I visited on a weekday and was surprised to see the people at the Village in traditional costumes. On weekends, I imagine that would be when the Village is alive with all the tin smiths, leather worker's etc., going about their trades.
All the shops would be open, not just some like when I was there.
I saw the Animals and other buildings, but there still were a lot more to see. I saw different windmills and how they fenced years ago.
It really was a very interesting, well done Village.
This concludes my tour, I hope you enjoyed it and will go and see for yourself.
An Open Air Village always has to have some old time shops!
In this village, there are the ones that sell ice-creams and souvenirs, set in old buildings, but modern inside.
Then there is the other type, the old building, with the old interior, and what is for sale in the shop is as it was a long time ago. You don't buy, you just look and reminisce how it was in the
"good old days!"
I entered Skansen through the Hazelius gate. It's from this gateway, the funicular railway runs.
As I already knew I had a lot of walking to do, I went up the hill by Funicular and I walked back down at the end of my day.
This Funicular was built at the Stockholm exhibition in 1897. The funicular re-opened in 1973 with safety enhanced and with a longer route.
The funicular starts at the Hazelius Entrance and stops at Tingswallen near Bollnas square and the Delsbo farm. It probably is the best way for people with a stroller or wheelchair.
It is driverless and takes off at a certain time.
Please check the website for operating times, as it begins operation at 10am each day, but finishes at different time's throughout the year.
I always like the Open Air Villages, so when I knew this one was here in Stockholm, I just had to go and visit.
Skansen, the oldest open-air museum in the world is in the beautiful location of Royal Djurgarden.
At Skansen, it's a chance to see and learn about traditional crafts and traditions of Sweden. This is like visiting historic Sweden in miniature!
There are 150 farms and dwellings from different parts of the country, all were disassembled and transported here. Some of the sights I saw were glass blowing, pottery, a tinsmiths workshop and a bakery, a gold-colored manor house, the Skogaholm manor house, the beautiful 18th century Seglora wooden church, and many Animal's, including moose, bears, lynxes, wolves, wolverines and seals.

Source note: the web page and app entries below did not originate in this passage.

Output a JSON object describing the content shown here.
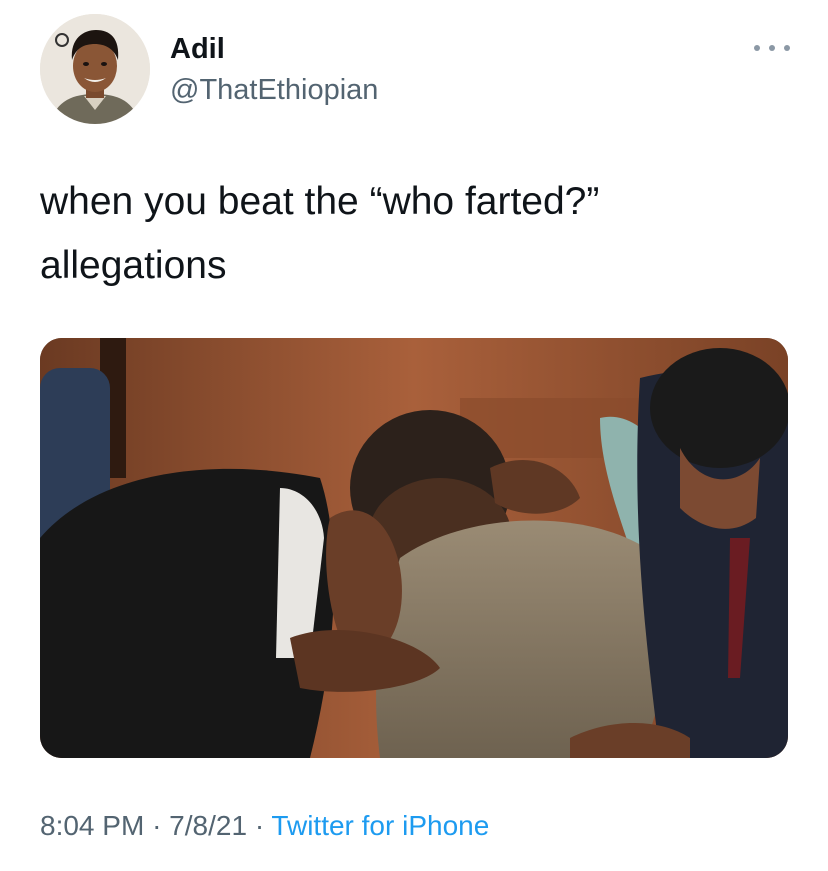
{
  "tweet": {
    "author_name": "Adil",
    "author_handle": "@ThatEthiopian",
    "text_lines": [
      "when you beat the “who farted?”",
      "allegations"
    ],
    "time": "8:04 PM",
    "separator": "·",
    "date": "7/8/21",
    "source": "Twitter for iPhone"
  },
  "icons": {
    "more": "more-dots-icon"
  },
  "colors": {
    "text": "#0f1419",
    "secondary": "#536471",
    "link": "#1d9bf0"
  }
}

There is also a terrarium, a monkey house and a children’s zoo.
I wasn't here for Christmas, but if you are, you may want to come to Skansen for the Christmas market, traditional Swedish julbord (Christmas buffet) and maybe snow.
ADMISSION IN 2012...
Adults: SEK 70-120
Children (6-15 yrs): SEK 30-50.
free with Stockholm card.
For opening times, most days are from 10am to.......
It depends on the season to what time Skansen closes, so please check the website.
This cottage comes from the village of that name in Vastergorland.
The cottage was different to others in the Village, in that the wall's were built with giant boulders.
There was an L- shaped, thatched roof home, a cow-shed and a Barn.